Goal of the exercise: If a line in the records below contains the word "image", copy it out.

BEGIN Listed entries

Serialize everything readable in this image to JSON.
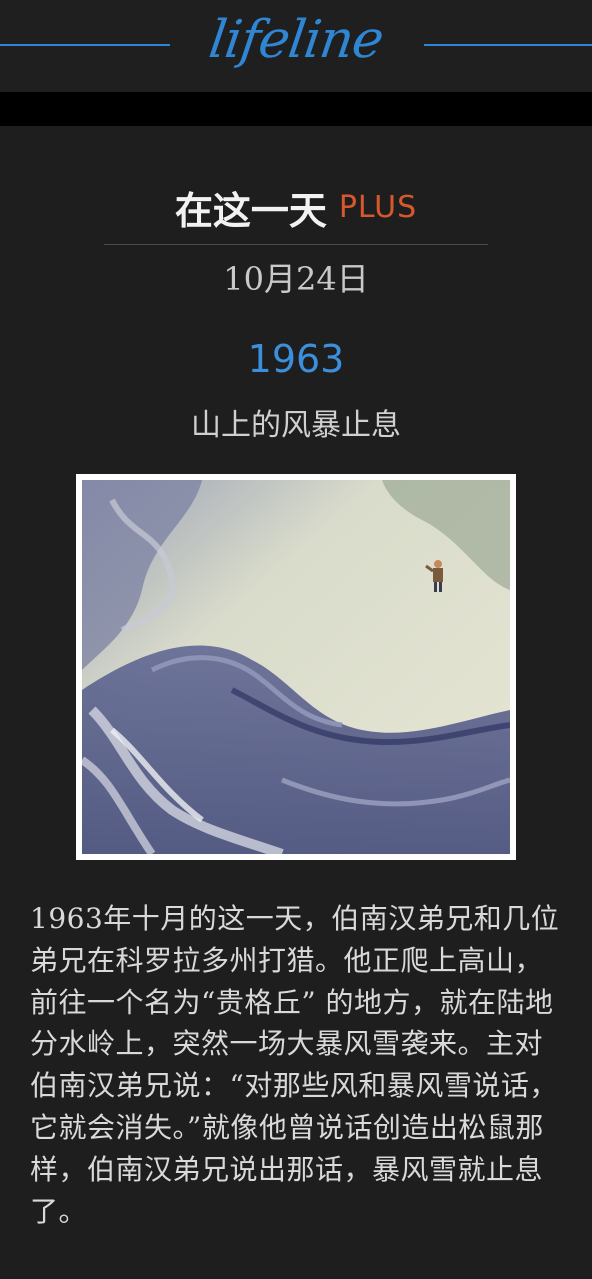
{
  "header": {
    "logo_text": "lifeline",
    "accent_color": "#2f86d3"
  },
  "title": {
    "main": "在这一天",
    "plus": "PLUS",
    "plus_color": "#d8582d"
  },
  "date": "10月24日",
  "event": {
    "year": "1963",
    "year_color": "#3b8fdb",
    "headline": "山上的风暴止息",
    "image": {
      "icon": "storm-painting-image"
    },
    "body": "1963年十月的这一天，伯南汉弟兄和几位弟兄在科罗拉多州打猎。他正爬上高山，前往一个名为“贵格丘” 的地方，就在陆地分水岭上，突然一场大暴风雪袭来。主对伯南汉弟兄说：“对那些风和暴风雪说话，它就会消失。”就像他曾说话创造出松鼠那样，伯南汉弟兄说出那话，暴风雪就止息了。"
  }
}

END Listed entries

Answer area:
Serialize everything readable in this image to JSON.
    "image": {
      "icon": "storm-painting-image"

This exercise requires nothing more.